## [EXERCISE DETAILS]
From the listing below, pull each line that includes "this".

## [THE DATA]
################

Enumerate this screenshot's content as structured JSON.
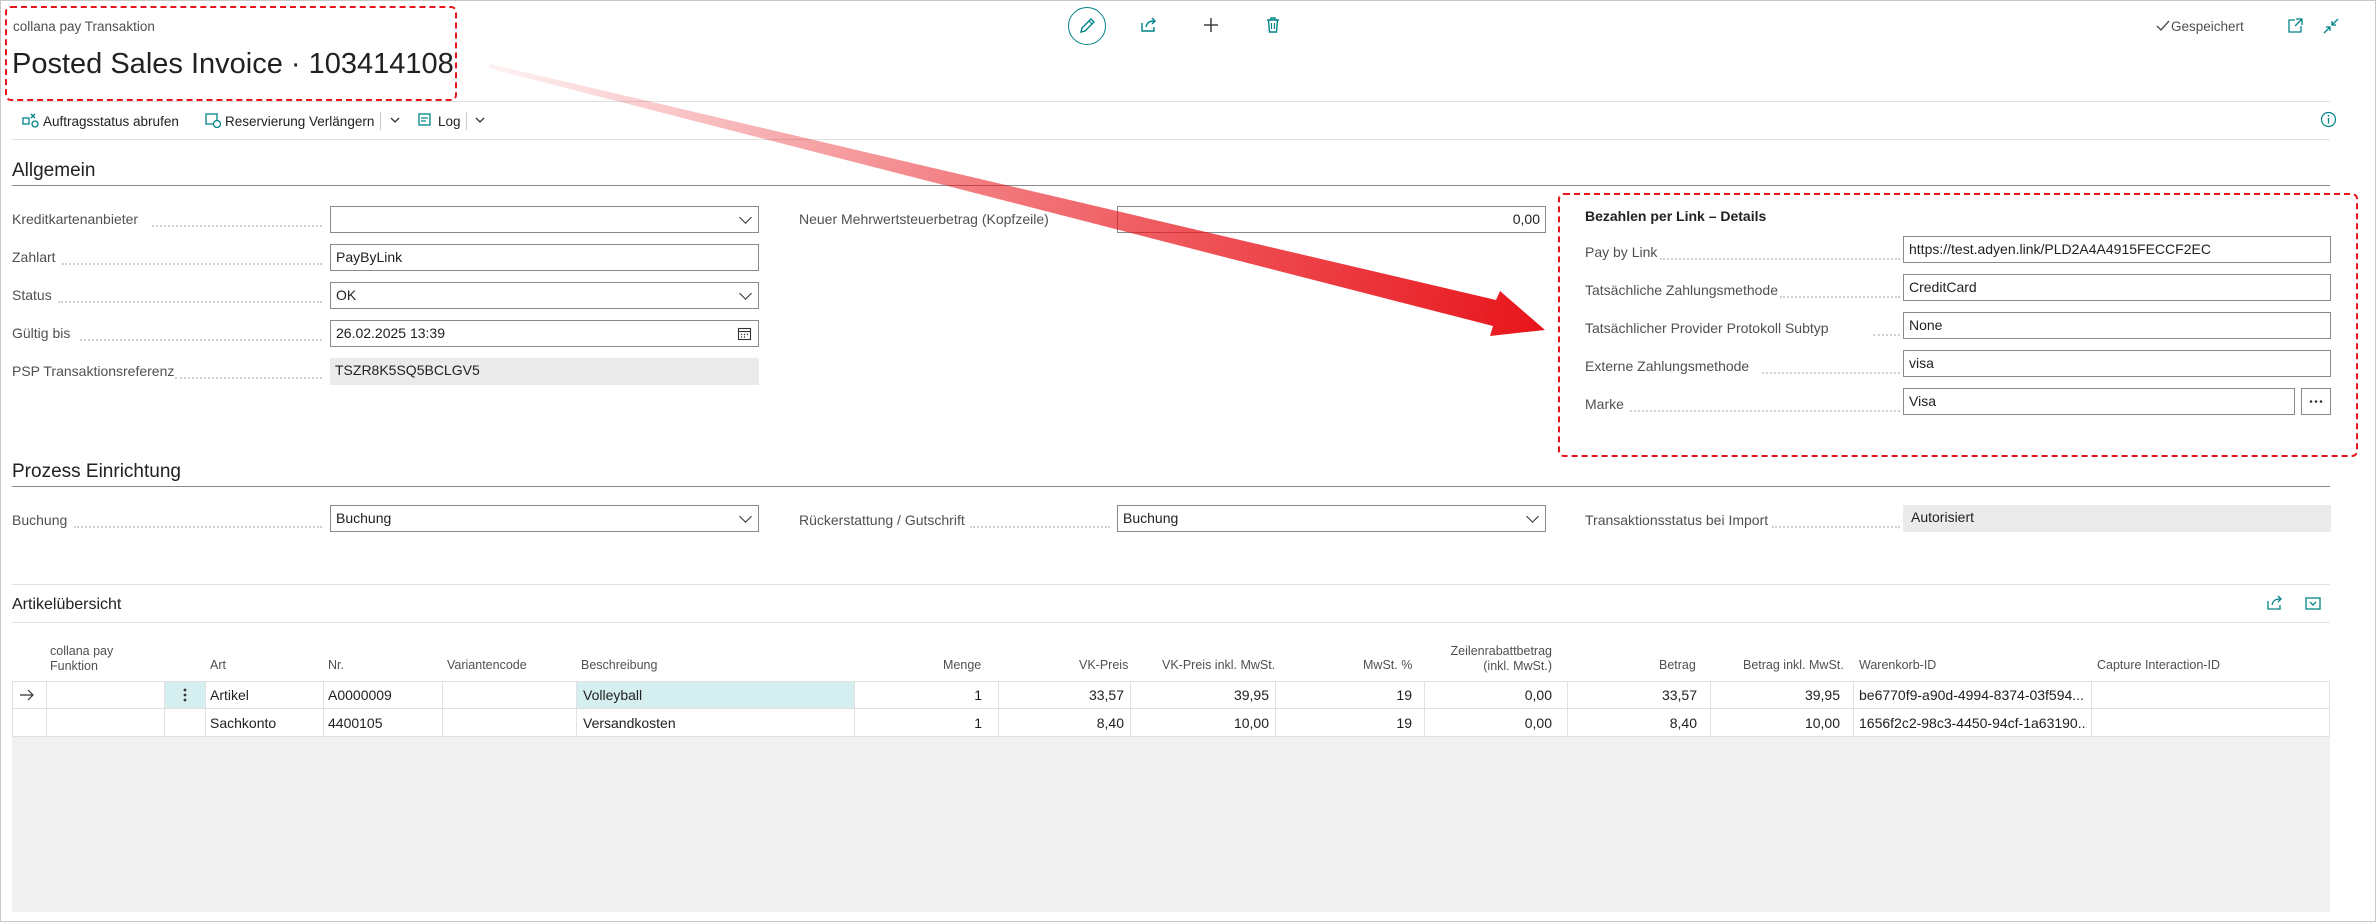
{
  "header": {
    "caption": "collana pay Transaktion",
    "title": "Posted Sales Invoice · 103414108",
    "saved_status": "Gespeichert"
  },
  "actions": {
    "order_status": "Auftragsstatus abrufen",
    "extend_reservation": "Reservierung Verlängern",
    "log": "Log"
  },
  "general": {
    "title": "Allgemein",
    "fields": {
      "card_provider": {
        "label": "Kreditkartenanbieter",
        "value": ""
      },
      "payment_type": {
        "label": "Zahlart",
        "value": "PayByLink"
      },
      "status": {
        "label": "Status",
        "value": "OK"
      },
      "valid_until": {
        "label": "Gültig bis",
        "value": "26.02.2025 13:39"
      },
      "psp_reference": {
        "label": "PSP Transaktionsreferenz",
        "value": "TSZR8K5SQ5BCLGV5"
      },
      "new_vat": {
        "label": "Neuer Mehrwertsteuerbetrag (Kopfzeile)",
        "value": "0,00"
      }
    }
  },
  "paylink": {
    "title": "Bezahlen per Link – Details",
    "fields": {
      "pay_by_link": {
        "label": "Pay by Link",
        "value": "https://test.adyen.link/PLD2A4A4915FECCF2EC"
      },
      "actual_method": {
        "label": "Tatsächliche Zahlungsmethode",
        "value": "CreditCard"
      },
      "provider_subtype": {
        "label": "Tatsächlicher Provider Protokoll Subtyp",
        "value": "None"
      },
      "external_method": {
        "label": "Externe Zahlungsmethode",
        "value": "visa"
      },
      "brand": {
        "label": "Marke",
        "value": "Visa"
      }
    }
  },
  "process": {
    "title": "Prozess Einrichtung",
    "fields": {
      "posting": {
        "label": "Buchung",
        "value": "Buchung"
      },
      "refund": {
        "label": "Rückerstattung / Gutschrift",
        "value": "Buchung"
      },
      "import_status": {
        "label": "Transaktionsstatus bei Import",
        "value": "Autorisiert"
      }
    }
  },
  "items": {
    "title": "Artikelübersicht",
    "columns": {
      "function_1": "collana pay",
      "function_2": "Funktion",
      "type": "Art",
      "no": "Nr.",
      "variant": "Variantencode",
      "description": "Beschreibung",
      "qty": "Menge",
      "price": "VK-Preis",
      "price_incl": "VK-Preis inkl. MwSt.",
      "vat": "MwSt. %",
      "discount_1": "Zeilenrabattbetrag",
      "discount_2": "(inkl. MwSt.)",
      "amount": "Betrag",
      "amount_incl": "Betrag inkl. MwSt.",
      "cart_id": "Warenkorb-ID",
      "capture_id": "Capture Interaction-ID"
    },
    "rows": [
      {
        "type": "Artikel",
        "no": "A0000009",
        "variant": "",
        "description": "Volleyball",
        "qty": "1",
        "price": "33,57",
        "price_incl": "39,95",
        "vat": "19",
        "discount": "0,00",
        "amount": "33,57",
        "amount_incl": "39,95",
        "cart_id": "be6770f9-a90d-4994-8374-03f594...",
        "capture_id": ""
      },
      {
        "type": "Sachkonto",
        "no": "4400105",
        "variant": "",
        "description": "Versandkosten",
        "qty": "1",
        "price": "8,40",
        "price_incl": "10,00",
        "vat": "19",
        "discount": "0,00",
        "amount": "8,40",
        "amount_incl": "10,00",
        "cart_id": "1656f2c2-98c3-4450-94cf-1a63190...",
        "capture_id": ""
      }
    ]
  },
  "colors": {
    "accent": "#008489",
    "annotation": "#e8141b",
    "selected_cell": "#d5eff0"
  }
}
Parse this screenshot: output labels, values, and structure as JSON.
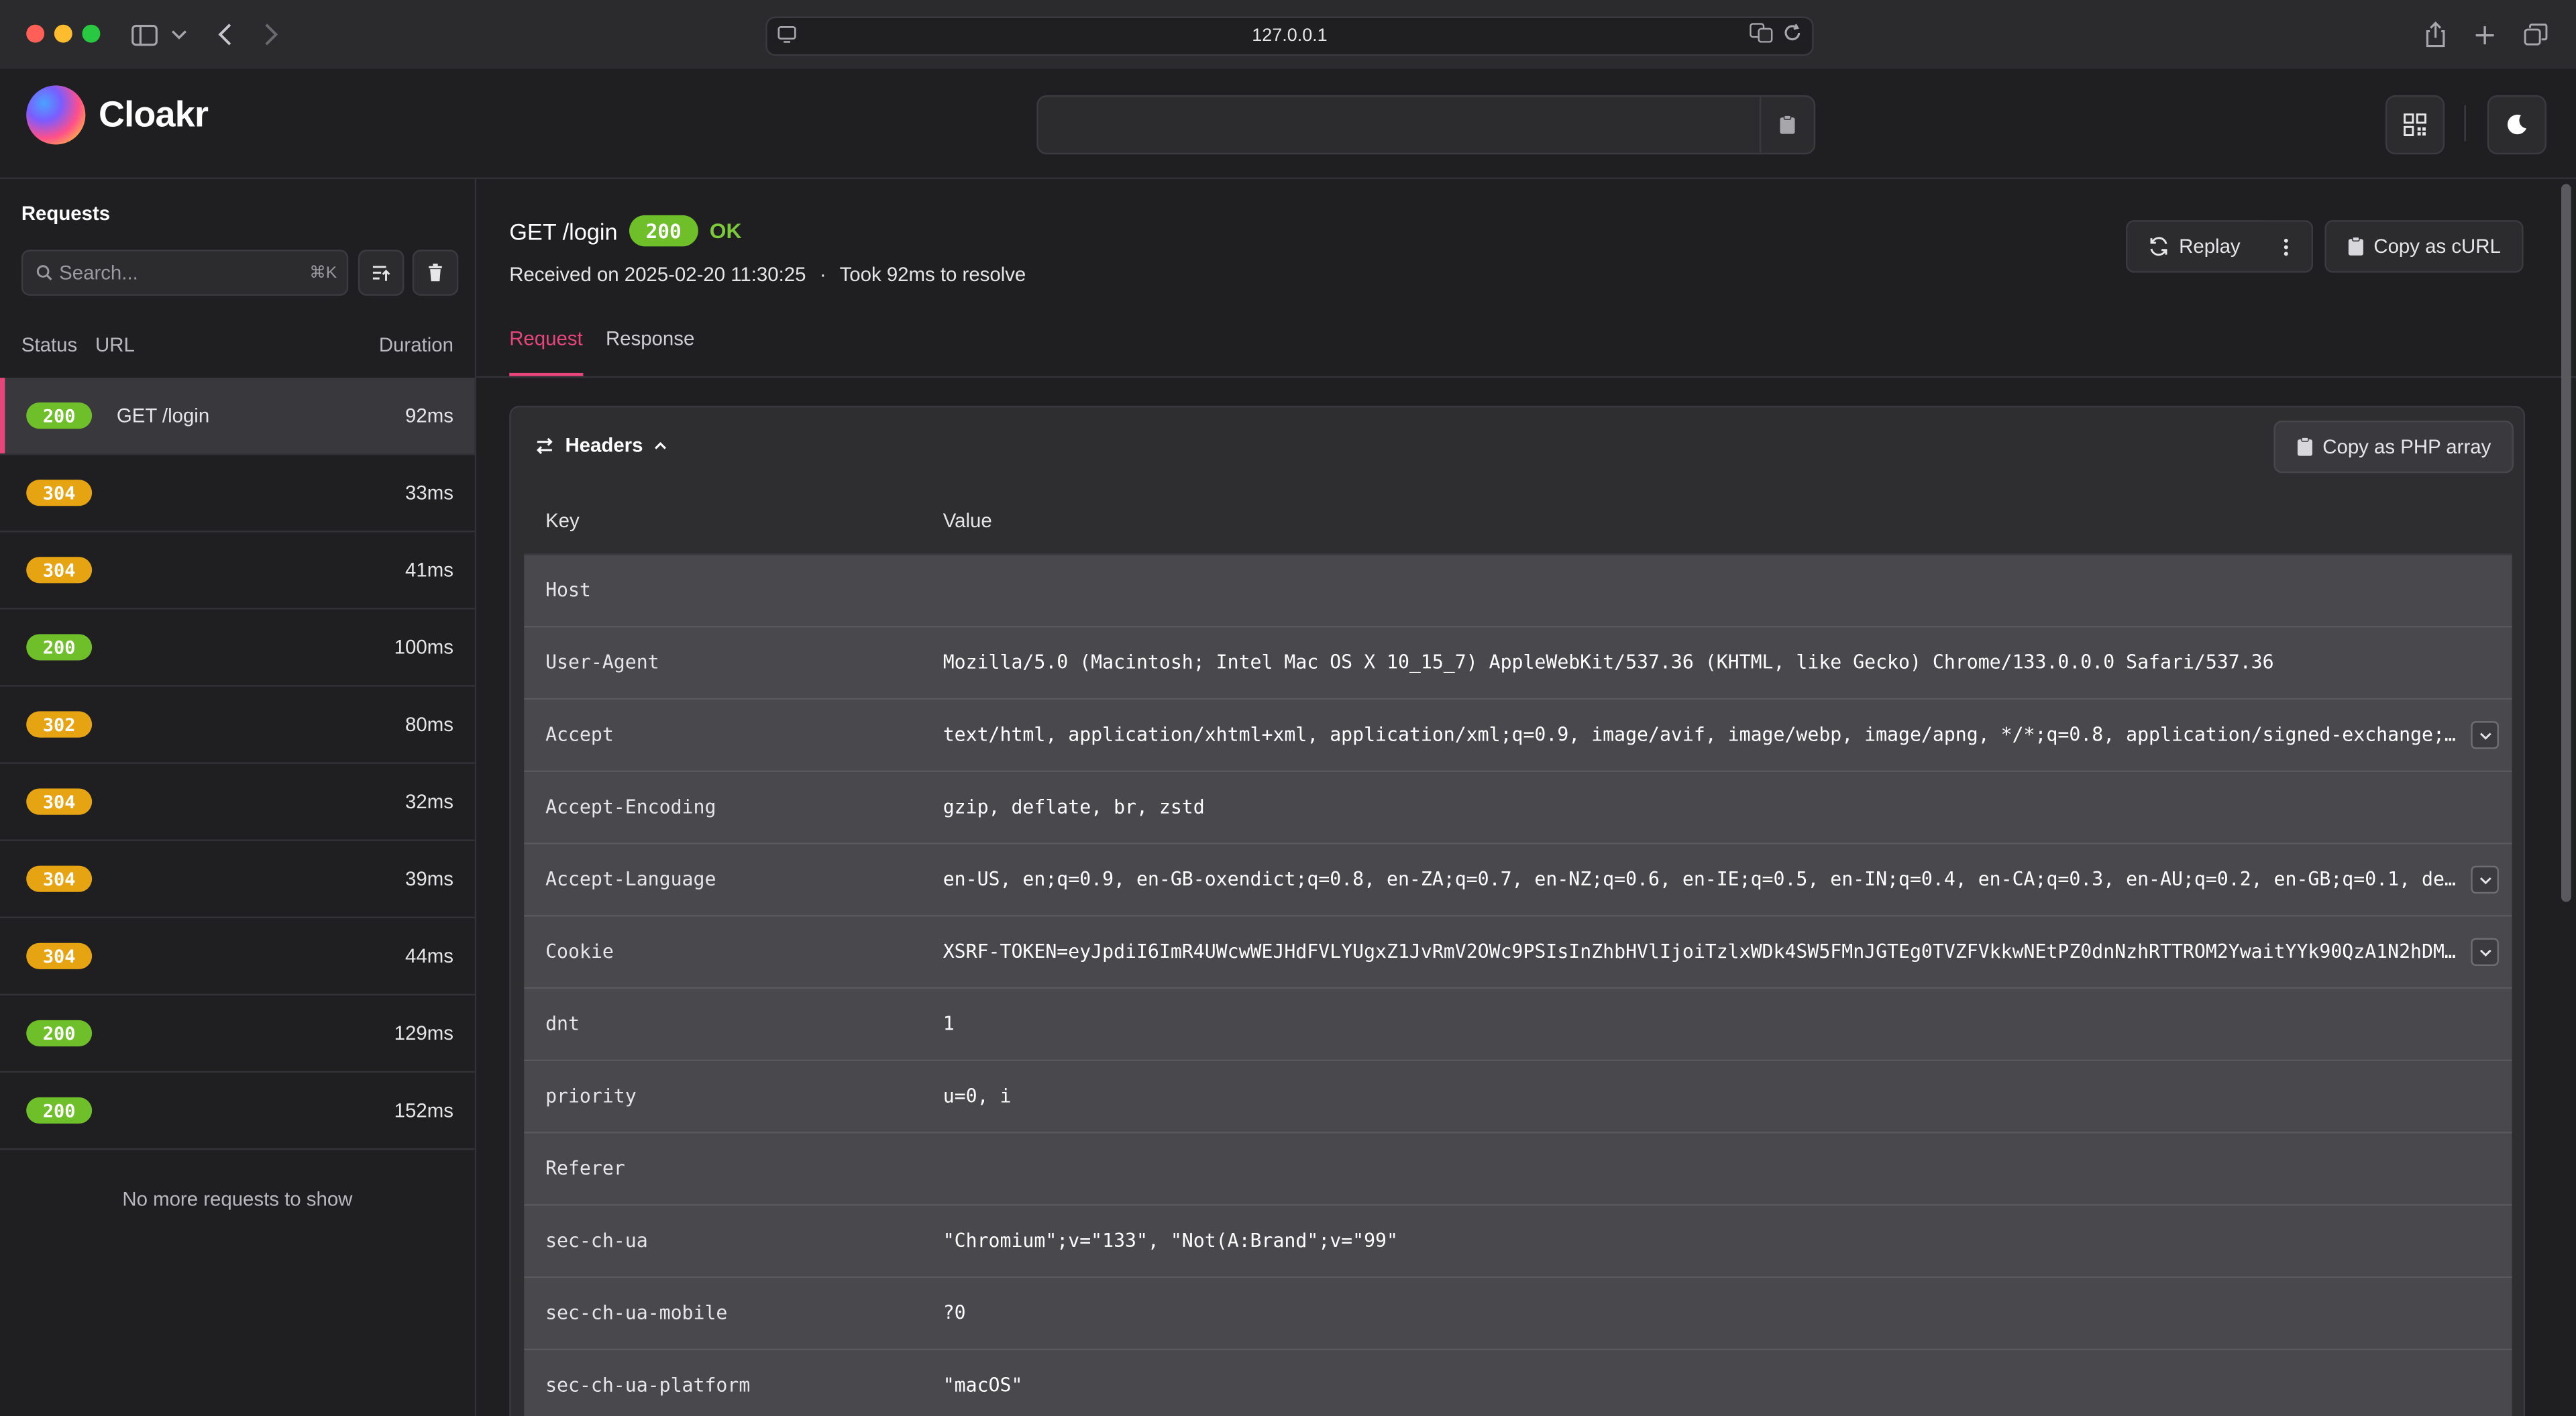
{
  "browser": {
    "url": "127.0.0.1"
  },
  "app": {
    "logo_text": "Cloakr"
  },
  "sidebar": {
    "title": "Requests",
    "search_placeholder": "Search...",
    "search_shortcut": "⌘K",
    "columns": {
      "status": "Status",
      "url": "URL",
      "duration": "Duration"
    },
    "requests": [
      {
        "status": "200",
        "url": "GET /login",
        "duration": "92ms",
        "active": true
      },
      {
        "status": "304",
        "url": "",
        "duration": "33ms"
      },
      {
        "status": "304",
        "url": "",
        "duration": "41ms"
      },
      {
        "status": "200",
        "url": "",
        "duration": "100ms"
      },
      {
        "status": "302",
        "url": "",
        "duration": "80ms"
      },
      {
        "status": "304",
        "url": "",
        "duration": "32ms"
      },
      {
        "status": "304",
        "url": "",
        "duration": "39ms"
      },
      {
        "status": "304",
        "url": "",
        "duration": "44ms"
      },
      {
        "status": "200",
        "url": "",
        "duration": "129ms"
      },
      {
        "status": "200",
        "url": "",
        "duration": "152ms"
      }
    ],
    "empty_text": "No more requests to show"
  },
  "detail": {
    "method_path": "GET /login",
    "status_code": "200",
    "status_text": "OK",
    "received": "Received on 2025-02-20 11:30:25",
    "took": "Took 92ms to resolve",
    "separator": "·",
    "replay_label": "Replay",
    "copy_curl_label": "Copy as cURL",
    "tabs": [
      "Request",
      "Response"
    ],
    "headers_title": "Headers",
    "copy_php_label": "Copy as PHP array",
    "table_key": "Key",
    "table_value": "Value",
    "headers": [
      {
        "key": "Host",
        "value": ""
      },
      {
        "key": "User-Agent",
        "value": "Mozilla/5.0 (Macintosh; Intel Mac OS X 10_15_7) AppleWebKit/537.36 (KHTML, like Gecko) Chrome/133.0.0.0 Safari/537.36"
      },
      {
        "key": "Accept",
        "value": "text/html, application/xhtml+xml, application/xml;q=0.9, image/avif, image/webp, image/apng, */*;q=0.8, application/signed-exchange;v…",
        "expandable": true
      },
      {
        "key": "Accept-Encoding",
        "value": "gzip, deflate, br, zstd"
      },
      {
        "key": "Accept-Language",
        "value": "en-US, en;q=0.9, en-GB-oxendict;q=0.8, en-ZA;q=0.7, en-NZ;q=0.6, en-IE;q=0.5, en-IN;q=0.4, en-CA;q=0.3, en-AU;q=0.2, en-GB;q=0.1, de;…",
        "expandable": true
      },
      {
        "key": "Cookie",
        "value": "XSRF-TOKEN=eyJpdiI6ImR4UWcwWEJHdFVLYUgxZ1JvRmV2OWc9PSIsInZhbHVlIjoiTzlxWDk4SW5FMnJGTEg0TVZFVkkwNEtPZ0dnNzhRTTROM2YwaitYYk90QzA1N2hDMk…",
        "expandable": true
      },
      {
        "key": "dnt",
        "value": "1"
      },
      {
        "key": "priority",
        "value": "u=0, i"
      },
      {
        "key": "Referer",
        "value": ""
      },
      {
        "key": "sec-ch-ua",
        "value": "\"Chromium\";v=\"133\", \"Not(A:Brand\";v=\"99\""
      },
      {
        "key": "sec-ch-ua-mobile",
        "value": "?0"
      },
      {
        "key": "sec-ch-ua-platform",
        "value": "\"macOS\""
      }
    ]
  },
  "colors": {
    "accent": "#e8457a",
    "status_ok": "#6fbf2b",
    "status_warn": "#e7a412"
  }
}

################

## [TASK RESPONSE]
Enumerate this screenshot's content as structured JSON.
Parse this screenshot: output labels, values, and structure as JSON.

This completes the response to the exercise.